→ **Task to carry out**
Report each line from the data below that holds the word "description".

→ **Dataset excerpts**
·····
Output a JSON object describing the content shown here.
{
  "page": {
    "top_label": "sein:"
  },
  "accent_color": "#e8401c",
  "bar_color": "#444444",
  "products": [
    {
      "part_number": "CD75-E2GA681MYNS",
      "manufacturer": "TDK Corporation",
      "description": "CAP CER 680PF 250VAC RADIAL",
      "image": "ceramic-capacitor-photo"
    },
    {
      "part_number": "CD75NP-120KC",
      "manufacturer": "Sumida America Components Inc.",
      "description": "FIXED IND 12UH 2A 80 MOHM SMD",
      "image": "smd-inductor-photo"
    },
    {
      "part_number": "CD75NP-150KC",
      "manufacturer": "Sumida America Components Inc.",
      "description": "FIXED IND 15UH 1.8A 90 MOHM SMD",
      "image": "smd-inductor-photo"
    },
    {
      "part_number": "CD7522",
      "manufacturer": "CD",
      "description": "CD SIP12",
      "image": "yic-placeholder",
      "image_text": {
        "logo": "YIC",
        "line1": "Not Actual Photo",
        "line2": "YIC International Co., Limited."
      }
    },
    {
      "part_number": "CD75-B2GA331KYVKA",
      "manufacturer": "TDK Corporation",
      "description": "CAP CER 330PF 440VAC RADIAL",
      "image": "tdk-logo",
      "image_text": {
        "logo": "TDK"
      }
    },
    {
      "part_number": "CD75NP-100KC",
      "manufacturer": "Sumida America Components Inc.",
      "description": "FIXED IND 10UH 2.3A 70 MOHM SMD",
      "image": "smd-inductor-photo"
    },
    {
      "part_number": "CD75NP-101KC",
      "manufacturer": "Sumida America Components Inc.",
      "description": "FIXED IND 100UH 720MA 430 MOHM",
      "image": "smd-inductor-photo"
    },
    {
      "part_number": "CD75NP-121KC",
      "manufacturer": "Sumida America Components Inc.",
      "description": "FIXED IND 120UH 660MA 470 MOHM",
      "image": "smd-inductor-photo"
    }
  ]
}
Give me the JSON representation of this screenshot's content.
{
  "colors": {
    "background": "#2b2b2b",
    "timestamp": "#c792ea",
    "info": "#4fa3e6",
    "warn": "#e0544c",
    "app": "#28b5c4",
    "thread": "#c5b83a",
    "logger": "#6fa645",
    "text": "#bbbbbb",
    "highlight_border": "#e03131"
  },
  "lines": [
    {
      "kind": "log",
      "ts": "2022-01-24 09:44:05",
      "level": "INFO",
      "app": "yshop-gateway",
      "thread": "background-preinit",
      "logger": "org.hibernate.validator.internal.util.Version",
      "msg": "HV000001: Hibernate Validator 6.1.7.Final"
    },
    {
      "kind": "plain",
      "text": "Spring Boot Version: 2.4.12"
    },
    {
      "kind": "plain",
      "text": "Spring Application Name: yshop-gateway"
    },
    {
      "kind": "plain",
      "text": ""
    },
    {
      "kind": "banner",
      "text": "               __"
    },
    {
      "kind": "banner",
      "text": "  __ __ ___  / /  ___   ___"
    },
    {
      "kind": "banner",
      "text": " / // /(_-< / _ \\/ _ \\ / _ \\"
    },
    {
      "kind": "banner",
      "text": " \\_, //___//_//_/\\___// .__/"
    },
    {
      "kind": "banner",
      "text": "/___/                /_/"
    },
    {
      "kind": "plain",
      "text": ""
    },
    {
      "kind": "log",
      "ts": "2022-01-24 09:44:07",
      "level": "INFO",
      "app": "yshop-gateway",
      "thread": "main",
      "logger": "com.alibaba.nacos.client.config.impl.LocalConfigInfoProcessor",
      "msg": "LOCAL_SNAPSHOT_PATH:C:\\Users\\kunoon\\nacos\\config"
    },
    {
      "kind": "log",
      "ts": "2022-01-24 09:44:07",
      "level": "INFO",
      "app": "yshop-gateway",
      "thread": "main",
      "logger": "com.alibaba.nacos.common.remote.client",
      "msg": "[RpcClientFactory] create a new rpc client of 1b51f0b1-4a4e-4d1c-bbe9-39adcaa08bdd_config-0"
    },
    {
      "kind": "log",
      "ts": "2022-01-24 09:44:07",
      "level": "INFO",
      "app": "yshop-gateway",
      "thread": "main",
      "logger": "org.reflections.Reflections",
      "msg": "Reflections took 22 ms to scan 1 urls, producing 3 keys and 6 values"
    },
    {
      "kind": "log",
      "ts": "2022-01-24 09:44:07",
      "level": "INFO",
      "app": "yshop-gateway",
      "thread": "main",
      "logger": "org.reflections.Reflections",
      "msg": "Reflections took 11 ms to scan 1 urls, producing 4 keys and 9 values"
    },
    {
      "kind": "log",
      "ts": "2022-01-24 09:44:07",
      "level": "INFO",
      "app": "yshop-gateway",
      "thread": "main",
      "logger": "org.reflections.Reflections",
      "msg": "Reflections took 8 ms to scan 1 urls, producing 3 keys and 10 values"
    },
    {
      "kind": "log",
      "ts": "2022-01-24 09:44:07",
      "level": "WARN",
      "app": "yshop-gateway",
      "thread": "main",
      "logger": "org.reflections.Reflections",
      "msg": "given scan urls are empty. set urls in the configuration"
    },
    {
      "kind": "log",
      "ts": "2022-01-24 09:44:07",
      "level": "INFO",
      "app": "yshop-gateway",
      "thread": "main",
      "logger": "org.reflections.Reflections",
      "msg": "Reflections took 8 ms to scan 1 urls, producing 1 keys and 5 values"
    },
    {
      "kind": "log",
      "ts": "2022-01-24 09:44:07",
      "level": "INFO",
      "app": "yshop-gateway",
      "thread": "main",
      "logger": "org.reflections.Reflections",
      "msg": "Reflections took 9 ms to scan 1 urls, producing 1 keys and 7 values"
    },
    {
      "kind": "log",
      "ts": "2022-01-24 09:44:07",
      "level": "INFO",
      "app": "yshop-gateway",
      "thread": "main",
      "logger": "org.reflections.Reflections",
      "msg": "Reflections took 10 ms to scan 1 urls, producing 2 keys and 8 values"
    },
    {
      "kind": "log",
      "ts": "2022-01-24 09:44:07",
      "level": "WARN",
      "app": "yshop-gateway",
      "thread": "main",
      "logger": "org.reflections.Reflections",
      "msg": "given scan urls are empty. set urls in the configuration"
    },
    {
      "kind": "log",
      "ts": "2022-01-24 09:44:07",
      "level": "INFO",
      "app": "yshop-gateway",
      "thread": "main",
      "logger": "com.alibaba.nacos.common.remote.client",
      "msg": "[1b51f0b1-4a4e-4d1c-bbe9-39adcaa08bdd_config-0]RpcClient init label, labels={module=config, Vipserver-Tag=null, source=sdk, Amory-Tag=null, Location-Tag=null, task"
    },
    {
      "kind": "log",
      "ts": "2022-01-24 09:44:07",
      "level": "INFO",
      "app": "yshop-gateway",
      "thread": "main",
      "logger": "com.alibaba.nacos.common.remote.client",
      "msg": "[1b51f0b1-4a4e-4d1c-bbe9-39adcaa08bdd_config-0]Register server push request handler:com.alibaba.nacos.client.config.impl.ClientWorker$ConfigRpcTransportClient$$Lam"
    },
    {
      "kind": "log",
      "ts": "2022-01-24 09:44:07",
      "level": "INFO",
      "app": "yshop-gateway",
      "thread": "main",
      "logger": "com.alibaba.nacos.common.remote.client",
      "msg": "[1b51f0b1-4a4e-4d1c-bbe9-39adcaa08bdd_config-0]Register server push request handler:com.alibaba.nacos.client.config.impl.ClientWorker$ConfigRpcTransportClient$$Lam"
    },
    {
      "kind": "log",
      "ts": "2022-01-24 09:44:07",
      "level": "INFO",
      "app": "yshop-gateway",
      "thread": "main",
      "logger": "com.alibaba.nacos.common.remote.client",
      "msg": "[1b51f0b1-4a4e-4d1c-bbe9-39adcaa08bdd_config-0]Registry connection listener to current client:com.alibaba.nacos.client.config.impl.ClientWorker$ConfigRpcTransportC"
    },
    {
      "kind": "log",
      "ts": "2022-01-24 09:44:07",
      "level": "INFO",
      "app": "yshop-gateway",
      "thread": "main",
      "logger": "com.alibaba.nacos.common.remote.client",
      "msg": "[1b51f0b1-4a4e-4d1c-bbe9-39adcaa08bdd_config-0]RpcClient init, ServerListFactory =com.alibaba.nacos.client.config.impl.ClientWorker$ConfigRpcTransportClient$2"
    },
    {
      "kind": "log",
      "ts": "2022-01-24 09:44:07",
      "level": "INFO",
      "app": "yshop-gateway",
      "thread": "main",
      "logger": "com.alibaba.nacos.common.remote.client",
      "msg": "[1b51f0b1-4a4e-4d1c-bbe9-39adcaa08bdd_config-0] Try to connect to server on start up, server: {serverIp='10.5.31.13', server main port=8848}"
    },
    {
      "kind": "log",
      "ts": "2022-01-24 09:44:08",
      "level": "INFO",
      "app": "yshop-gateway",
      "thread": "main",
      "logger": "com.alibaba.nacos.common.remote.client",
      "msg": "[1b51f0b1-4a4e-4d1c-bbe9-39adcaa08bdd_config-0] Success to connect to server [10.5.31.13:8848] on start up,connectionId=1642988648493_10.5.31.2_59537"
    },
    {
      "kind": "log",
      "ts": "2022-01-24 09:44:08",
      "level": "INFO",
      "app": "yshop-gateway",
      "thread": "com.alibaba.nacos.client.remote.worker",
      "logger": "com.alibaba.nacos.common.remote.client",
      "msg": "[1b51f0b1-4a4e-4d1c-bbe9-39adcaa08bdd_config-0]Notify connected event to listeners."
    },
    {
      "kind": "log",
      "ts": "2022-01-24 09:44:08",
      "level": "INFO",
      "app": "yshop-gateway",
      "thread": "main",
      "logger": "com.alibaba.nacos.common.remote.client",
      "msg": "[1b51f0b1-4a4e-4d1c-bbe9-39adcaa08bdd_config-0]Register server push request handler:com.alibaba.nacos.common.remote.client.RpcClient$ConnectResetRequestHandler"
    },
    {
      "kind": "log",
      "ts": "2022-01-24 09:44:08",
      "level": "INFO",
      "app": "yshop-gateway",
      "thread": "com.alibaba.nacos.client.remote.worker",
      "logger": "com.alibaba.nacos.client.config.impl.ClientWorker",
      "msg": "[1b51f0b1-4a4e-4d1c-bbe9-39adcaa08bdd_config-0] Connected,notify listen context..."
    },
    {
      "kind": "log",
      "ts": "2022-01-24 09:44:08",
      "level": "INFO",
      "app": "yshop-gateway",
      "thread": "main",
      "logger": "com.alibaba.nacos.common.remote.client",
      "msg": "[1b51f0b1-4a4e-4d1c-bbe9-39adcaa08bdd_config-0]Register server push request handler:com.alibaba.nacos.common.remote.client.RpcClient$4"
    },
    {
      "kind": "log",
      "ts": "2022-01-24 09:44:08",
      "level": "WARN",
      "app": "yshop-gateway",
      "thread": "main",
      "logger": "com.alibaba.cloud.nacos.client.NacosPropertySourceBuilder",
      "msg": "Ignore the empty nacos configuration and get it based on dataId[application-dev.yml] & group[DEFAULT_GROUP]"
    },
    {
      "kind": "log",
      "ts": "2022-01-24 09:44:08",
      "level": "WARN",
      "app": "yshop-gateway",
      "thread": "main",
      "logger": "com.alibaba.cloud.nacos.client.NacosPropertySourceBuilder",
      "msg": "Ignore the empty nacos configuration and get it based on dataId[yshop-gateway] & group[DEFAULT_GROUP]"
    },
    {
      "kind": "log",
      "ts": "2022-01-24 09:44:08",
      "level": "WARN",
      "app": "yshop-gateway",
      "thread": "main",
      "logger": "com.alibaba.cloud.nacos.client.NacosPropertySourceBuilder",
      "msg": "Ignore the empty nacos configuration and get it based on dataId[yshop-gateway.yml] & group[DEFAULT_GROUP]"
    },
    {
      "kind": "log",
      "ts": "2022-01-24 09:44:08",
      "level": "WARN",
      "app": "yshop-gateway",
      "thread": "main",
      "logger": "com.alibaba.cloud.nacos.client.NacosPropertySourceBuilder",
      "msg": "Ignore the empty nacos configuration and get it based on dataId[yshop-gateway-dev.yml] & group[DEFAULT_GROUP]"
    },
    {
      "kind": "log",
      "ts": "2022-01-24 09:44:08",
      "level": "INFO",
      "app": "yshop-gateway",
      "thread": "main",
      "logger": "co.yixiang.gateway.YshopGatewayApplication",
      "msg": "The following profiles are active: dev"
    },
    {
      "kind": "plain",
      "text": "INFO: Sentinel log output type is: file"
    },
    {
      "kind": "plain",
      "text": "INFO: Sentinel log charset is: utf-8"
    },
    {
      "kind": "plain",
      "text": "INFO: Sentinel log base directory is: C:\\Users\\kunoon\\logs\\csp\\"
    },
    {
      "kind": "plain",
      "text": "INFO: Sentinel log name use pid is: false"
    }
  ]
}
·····
→ **Task response**
      "description": "CAP CER 680PF 250VAC RADIAL",
      "description": "FIXED IND 12UH 2A 80 MOHM SMD",
      "description": "FIXED IND 15UH 1.8A 90 MOHM SMD",
      "description": "CD SIP12",
      "description": "CAP CER 330PF 440VAC RADIAL",
      "description": "FIXED IND 10UH 2.3A 70 MOHM SMD",
      "description": "FIXED IND 100UH 720MA 430 MOHM",
      "description": "FIXED IND 120UH 660MA 470 MOHM",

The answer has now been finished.